What to produce:
Return only those lines of the records below in which "Jungle" appears.

Data section:
+ + + +
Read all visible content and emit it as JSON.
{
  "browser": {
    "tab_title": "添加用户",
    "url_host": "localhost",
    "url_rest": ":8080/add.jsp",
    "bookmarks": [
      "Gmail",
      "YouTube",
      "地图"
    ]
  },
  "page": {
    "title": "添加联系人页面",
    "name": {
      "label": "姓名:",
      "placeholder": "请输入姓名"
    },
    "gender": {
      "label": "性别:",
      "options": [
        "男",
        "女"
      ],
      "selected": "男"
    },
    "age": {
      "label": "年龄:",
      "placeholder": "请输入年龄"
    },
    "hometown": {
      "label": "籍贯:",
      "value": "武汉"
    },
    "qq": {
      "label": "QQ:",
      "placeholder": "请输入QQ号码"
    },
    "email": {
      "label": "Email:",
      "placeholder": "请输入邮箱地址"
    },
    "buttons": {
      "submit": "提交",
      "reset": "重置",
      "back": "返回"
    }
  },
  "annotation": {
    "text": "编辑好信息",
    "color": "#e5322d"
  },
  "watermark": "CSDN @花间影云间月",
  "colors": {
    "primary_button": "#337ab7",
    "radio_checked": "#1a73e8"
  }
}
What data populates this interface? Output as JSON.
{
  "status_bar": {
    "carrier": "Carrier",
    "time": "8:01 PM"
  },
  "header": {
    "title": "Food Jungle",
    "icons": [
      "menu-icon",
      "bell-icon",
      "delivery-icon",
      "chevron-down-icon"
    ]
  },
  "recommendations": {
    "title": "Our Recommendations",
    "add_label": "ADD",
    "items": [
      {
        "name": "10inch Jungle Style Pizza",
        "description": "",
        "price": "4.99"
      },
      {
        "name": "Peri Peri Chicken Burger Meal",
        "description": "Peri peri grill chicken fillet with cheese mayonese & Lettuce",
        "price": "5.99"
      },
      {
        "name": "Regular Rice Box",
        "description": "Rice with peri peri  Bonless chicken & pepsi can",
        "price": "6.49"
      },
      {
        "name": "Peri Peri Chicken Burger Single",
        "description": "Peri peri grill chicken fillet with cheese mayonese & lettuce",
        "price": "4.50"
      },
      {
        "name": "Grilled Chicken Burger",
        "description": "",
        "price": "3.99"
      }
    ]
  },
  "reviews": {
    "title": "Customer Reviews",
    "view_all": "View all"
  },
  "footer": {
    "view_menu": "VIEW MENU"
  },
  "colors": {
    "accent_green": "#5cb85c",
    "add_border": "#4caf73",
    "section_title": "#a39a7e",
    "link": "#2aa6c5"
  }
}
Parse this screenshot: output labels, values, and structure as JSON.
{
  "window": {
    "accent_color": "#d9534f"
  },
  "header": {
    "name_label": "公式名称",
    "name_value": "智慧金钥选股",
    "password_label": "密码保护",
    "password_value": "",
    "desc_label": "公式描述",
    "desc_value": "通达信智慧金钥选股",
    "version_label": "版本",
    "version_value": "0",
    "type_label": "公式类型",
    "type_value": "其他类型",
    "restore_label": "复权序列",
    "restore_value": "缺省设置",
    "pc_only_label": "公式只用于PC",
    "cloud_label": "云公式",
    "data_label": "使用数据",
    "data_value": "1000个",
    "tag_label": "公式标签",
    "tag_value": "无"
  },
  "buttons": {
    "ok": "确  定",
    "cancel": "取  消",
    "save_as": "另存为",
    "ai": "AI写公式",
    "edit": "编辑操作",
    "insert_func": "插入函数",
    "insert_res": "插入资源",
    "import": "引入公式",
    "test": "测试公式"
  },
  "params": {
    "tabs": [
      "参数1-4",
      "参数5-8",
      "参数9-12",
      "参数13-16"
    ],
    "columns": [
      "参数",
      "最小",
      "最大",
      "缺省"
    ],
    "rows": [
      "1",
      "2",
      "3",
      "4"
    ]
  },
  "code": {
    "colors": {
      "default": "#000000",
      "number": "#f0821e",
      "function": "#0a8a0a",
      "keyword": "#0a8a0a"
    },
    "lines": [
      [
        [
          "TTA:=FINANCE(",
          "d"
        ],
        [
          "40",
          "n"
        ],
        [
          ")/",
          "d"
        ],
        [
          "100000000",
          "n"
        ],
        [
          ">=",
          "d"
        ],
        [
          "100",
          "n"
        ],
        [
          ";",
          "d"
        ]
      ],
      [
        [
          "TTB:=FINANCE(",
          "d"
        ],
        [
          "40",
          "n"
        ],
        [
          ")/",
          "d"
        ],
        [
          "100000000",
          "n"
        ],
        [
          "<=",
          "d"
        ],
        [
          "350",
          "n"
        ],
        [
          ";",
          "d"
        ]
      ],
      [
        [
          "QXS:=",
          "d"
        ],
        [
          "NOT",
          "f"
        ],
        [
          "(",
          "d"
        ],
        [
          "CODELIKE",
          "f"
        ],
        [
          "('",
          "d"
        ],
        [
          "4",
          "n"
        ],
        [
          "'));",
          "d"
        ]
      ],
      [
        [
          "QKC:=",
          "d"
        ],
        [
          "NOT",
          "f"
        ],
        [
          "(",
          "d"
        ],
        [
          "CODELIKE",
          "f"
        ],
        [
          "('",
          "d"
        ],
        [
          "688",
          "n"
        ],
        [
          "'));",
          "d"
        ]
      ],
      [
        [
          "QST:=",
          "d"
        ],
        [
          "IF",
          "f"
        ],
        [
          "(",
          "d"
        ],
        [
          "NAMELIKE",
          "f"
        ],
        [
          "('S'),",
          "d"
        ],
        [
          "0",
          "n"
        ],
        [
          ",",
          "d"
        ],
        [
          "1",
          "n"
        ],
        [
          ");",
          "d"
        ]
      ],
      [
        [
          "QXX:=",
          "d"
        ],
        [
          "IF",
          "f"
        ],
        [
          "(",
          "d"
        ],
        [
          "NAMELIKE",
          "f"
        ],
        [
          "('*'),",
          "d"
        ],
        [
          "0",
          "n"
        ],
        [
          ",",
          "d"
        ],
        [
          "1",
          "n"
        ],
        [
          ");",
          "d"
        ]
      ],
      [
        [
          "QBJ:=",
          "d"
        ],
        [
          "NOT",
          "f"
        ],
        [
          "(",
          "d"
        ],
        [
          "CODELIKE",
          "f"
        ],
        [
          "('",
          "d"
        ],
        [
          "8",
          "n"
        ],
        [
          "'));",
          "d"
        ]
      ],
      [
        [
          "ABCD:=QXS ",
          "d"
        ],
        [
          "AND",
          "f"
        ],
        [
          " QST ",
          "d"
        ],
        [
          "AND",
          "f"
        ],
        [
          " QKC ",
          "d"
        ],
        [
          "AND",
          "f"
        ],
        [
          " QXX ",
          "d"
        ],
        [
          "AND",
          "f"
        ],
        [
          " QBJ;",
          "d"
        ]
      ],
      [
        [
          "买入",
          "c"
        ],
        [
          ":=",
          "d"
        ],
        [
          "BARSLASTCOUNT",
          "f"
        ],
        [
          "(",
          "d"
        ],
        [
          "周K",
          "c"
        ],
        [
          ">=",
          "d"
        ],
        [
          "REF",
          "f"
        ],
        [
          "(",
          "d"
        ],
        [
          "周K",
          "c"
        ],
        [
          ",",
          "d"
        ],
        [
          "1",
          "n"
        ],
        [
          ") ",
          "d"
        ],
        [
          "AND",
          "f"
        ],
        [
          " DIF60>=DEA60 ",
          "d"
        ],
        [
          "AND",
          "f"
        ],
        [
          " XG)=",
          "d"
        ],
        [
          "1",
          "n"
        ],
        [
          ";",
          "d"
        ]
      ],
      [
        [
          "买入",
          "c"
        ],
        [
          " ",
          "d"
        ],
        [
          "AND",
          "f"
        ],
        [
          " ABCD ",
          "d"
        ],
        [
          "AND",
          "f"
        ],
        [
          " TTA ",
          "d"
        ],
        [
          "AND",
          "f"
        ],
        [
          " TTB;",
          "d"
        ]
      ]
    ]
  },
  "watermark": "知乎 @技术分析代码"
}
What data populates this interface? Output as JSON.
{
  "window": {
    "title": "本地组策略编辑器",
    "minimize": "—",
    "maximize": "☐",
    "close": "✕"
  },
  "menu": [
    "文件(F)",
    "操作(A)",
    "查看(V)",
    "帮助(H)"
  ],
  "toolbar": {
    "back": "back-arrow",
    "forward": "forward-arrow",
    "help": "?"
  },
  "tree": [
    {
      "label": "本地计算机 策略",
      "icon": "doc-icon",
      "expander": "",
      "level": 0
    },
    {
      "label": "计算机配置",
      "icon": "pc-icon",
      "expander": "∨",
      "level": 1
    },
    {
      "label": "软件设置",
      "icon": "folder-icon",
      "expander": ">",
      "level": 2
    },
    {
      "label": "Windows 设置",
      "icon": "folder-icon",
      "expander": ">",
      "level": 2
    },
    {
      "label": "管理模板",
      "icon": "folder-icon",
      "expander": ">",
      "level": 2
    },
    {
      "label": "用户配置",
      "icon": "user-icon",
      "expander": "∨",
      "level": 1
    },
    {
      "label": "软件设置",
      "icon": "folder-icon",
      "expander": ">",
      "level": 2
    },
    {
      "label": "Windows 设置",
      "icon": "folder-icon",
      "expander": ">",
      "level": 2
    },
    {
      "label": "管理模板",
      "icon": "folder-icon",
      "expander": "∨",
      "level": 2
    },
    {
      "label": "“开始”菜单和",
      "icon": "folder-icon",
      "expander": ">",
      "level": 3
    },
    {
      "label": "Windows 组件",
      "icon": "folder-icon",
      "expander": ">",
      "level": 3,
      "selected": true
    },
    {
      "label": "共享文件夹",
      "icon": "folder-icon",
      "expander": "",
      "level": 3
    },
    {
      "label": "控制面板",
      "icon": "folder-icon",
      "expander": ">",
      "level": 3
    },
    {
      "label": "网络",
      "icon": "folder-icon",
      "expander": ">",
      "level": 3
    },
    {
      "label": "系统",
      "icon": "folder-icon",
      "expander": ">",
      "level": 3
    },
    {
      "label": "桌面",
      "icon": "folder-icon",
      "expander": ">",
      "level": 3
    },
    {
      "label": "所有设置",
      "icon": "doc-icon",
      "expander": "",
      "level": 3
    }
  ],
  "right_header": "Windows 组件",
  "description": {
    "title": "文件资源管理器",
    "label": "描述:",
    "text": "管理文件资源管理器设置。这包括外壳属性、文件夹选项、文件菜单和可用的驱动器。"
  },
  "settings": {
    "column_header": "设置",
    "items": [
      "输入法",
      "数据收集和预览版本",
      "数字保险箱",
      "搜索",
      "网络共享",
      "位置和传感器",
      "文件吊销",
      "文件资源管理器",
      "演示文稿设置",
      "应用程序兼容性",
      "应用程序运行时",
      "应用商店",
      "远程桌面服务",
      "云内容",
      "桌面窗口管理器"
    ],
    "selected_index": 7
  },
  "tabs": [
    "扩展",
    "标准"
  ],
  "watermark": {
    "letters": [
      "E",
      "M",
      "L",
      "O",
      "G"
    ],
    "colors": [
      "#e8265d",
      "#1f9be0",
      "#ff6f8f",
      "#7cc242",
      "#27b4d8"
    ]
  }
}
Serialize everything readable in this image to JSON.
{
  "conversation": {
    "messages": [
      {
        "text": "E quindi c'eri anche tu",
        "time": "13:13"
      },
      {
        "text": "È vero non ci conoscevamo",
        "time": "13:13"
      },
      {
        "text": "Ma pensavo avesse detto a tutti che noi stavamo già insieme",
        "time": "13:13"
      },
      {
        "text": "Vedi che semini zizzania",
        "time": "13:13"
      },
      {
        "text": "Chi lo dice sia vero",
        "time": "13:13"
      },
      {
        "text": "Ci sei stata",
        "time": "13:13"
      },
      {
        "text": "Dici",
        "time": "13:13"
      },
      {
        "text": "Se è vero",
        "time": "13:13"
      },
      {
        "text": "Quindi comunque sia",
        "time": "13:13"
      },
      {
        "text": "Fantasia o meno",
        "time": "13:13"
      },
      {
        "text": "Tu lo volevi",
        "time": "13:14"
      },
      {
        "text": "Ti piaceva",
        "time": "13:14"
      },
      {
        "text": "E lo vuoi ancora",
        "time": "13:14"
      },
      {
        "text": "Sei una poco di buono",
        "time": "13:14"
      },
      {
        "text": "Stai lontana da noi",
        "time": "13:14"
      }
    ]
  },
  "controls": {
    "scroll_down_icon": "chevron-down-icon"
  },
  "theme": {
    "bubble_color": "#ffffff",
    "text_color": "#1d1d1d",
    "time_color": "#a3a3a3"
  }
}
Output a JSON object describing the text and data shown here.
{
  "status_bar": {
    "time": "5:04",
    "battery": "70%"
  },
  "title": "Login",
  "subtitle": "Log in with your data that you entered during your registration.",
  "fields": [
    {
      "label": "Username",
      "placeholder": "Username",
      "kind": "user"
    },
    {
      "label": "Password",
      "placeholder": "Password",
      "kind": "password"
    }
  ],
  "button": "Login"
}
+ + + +
Result below:
    "title": "Food Jungle",
        "name": "10inch Jungle Style Pizza",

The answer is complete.